Desperate Engagement: How a Little-Known Civil War Battle Saved Washington, D.C., and Changed American History
by Marc Leepson, St. Martins , 2007, $25.95
OK, see if you know this one:How many times did the Army of Northern Virginia move north during the Civil War and which invasion included a victory?
Everyone knows the battles that followed when Confederate General Robert E. Lee invaded the North in 1862 and 1863. Less well known is the July 1864 Battle of Monocacy during a third invasion.Despite the author’s assertion,the battle was less important than Antietam and Gettysburg, but he works hard to make his case.
To strengthen his outnumbered army after Union General-in-Chief Ulysses S. Grant moved south in May 1864,Lee withdrew units from the Shenandoah Valley and the Union forces moved in. This unsettled Confederate leaders who held the belief—dutifully echoed by historians ever since—that possession of the Valley was vital to the war effort. Lee not only shared this belief, he knew Grant had stripped Washington’s defenses to bolster his army, and the Valley offered an unobstructed route to the capital.Deciding it was worth the risk, he dispatched an experienced general, Jubal Early, with three veteran divisions and two artillery battalions to retake the Valley and, if possible,threaten Washington.
This was no minor operation. Early’s estimated 16,000 men totaled about a quarter of Lee’s army. He marched off on June 13 and quickly ran into a Union force under Maj. Gen. David Hunter. For reasons never explained, Hunter ordered a retreat after the fighting had barely begun and fled southwest, removing the only substantial force between Early and Washington. Suffering mostly from heat and lack of supplies,Southern troops moved north into Maryland on July 5.
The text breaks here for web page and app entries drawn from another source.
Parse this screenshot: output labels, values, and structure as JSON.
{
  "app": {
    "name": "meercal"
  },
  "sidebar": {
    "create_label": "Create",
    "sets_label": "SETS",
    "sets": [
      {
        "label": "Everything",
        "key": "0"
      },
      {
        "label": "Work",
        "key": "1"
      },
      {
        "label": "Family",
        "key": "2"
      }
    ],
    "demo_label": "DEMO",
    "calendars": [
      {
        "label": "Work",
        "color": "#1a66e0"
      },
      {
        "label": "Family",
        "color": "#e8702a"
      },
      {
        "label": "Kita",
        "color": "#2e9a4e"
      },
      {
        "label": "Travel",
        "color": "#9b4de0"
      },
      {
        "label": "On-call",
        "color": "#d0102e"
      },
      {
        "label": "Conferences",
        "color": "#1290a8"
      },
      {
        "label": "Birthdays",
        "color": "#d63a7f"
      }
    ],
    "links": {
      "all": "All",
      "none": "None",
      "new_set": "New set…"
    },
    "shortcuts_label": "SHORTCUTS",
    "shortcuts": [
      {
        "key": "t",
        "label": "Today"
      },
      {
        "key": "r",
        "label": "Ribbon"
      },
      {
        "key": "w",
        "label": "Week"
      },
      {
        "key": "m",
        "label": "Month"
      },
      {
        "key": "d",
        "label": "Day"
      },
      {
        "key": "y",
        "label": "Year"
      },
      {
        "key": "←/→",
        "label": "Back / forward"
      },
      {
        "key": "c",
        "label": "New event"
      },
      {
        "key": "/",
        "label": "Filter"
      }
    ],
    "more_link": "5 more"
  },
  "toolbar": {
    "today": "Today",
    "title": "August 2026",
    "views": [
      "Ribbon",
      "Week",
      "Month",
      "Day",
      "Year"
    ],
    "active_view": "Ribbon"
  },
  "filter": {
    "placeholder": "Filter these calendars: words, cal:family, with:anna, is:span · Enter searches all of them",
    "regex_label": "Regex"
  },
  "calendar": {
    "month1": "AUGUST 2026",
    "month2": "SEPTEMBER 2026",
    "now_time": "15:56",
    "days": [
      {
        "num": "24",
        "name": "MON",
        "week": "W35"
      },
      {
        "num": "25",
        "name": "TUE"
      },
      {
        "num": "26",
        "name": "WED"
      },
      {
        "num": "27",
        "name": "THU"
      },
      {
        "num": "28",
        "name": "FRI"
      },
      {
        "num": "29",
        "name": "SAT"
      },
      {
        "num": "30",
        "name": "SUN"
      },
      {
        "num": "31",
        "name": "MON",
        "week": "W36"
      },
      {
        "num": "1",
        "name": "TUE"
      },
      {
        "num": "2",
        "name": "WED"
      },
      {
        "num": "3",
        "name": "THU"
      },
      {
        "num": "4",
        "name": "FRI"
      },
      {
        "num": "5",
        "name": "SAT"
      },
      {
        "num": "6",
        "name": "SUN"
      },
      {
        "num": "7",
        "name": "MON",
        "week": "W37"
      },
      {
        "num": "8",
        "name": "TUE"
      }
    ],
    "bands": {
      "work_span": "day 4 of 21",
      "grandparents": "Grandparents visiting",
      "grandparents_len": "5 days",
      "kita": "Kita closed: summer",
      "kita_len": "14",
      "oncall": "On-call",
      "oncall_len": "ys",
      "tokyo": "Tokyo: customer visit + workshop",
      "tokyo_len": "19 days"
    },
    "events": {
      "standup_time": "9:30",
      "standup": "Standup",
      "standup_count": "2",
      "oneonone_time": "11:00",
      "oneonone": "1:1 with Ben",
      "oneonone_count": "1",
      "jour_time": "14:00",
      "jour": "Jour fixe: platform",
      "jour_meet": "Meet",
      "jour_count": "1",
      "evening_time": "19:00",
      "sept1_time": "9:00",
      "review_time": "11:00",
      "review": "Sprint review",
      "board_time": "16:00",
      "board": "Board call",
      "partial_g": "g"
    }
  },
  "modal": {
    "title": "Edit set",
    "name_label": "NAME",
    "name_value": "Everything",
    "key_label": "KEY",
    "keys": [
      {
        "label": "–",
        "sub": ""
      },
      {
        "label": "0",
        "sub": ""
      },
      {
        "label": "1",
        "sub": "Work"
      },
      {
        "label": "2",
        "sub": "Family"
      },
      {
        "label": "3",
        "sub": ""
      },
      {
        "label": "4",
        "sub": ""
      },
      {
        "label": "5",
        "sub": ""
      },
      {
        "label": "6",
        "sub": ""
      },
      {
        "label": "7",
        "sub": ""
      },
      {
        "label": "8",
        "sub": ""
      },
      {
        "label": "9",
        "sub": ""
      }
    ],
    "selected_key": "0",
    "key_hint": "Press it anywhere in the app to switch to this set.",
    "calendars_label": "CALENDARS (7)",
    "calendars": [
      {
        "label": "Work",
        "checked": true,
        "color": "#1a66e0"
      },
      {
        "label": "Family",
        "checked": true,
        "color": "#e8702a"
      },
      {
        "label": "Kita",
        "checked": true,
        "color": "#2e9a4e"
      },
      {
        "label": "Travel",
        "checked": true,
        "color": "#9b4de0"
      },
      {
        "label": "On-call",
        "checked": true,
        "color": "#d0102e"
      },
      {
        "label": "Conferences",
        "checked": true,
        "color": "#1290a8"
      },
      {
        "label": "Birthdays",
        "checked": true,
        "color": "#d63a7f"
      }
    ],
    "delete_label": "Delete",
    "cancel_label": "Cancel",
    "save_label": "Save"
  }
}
At this point Early attracted the concern of Maj. Gen. Lew Wallace (author of Ben Hur, it’s traditional to add) who commanded the Middle Atlantic Department: Delaware and eastern Maryland. This was a backwater, and Wallace occupied himself as military governor of Baltimore. He commanded a few thousand troops who had enlisted for garrison duty.Later,he benefited greatly from his literary fame,writing a popular autobiography that highlighted the importance of his actions that summer.
No historian claims Wallace did badly, and Leepson has nothing but praise. Quicker than Lincoln and Halleck to decide substantial Confederate forces were heading for Washington,Wallace assembled the 2,300 troops of his command at the Monocacy River to block Early’s path.At the last moment, veterans from the Third Division,VI Corps,arrived,ordered up from Petersburg on July 6 by an increasingly concerned Grant. This swelled Wallace’s force to not quite 6,000.Attacking at dawn on July 9, Early ordered several unsuccessful charges against entrenched veterans. In the end, Early’s superior numbers and artillery prevailed,but the fighting lasted all day.
By the time news reached Washington,all that remained were Wallace’s defeated troops retreating in disorder.Assuming the worst, Halleck relieved Wallace of command.Early resumed his advance on July 10 and arrived within sight of Washington on the 11th,the same day two remaining divisions of the VI Corps docked at the city.By the 12th,when Early gave serious consideration to attacking,veterans occupied the fortifications that until then had been feebly defended by untrained men,invalids and civilians.But when veterans moved in, Early decided to withdraw to the Shenandoah,pursued (as usual, much too slowly) by Union forces. Two months passed before Maj.Gen.Phil Sheridan crushed him at Winchester.
The Battle of Monocacy ends at the book’s halfway point, so the remainder covers the abortive threat to Washington and the author’s creative discussion of what it all meant. No historian doubts Early’s campaign distracted Grant.The VI Corps never returned to Petersburg. Combined with losses in the spring campaign and the end of many enlistments, the Army of the Potomac shrank by nearly half over the summer (from 137,000 to 69,000),perhaps discouraging a direct assault on Richmond that might have shortened the war.
Three weeks after dismissing Wallace, Grant reappointed him.The official report and Grant’s memoirs concluded that the battle delayed Early’s advance, enabling the VI Corps to reach Washington.Grant never claimed this saved the city and ensured victory for the Union, but Wallace had no doubt, and the author agrees.
Civil War writing enjoys a long tradition of uncovering events that changed the course of history.What would have happened if J.E.B.Stuart had kept Lee informed before Gettysburg, if Braxton Bragg had pressed his advantage in Perryville,if Grant had exploited the breakthrough at the Crater.The answer is easy: no one knows. Although cause-and-effect makes predictions easy in physics,it’s meaningless in history,which features too many irrational decisions,bizarre coincidences,self-destructive behavior and very bad judgment from people who should have known better.
Early’s campaign is not as obscure as the book jacket claims,but no popular account has appeared in decades. Having done his homework,Leepson fills the gaps nicely,so readers will find little to object to except the time-honored but inadequate maps.
Originally published in the January 2008 issue of America’s Civil War. To subscribe, click here.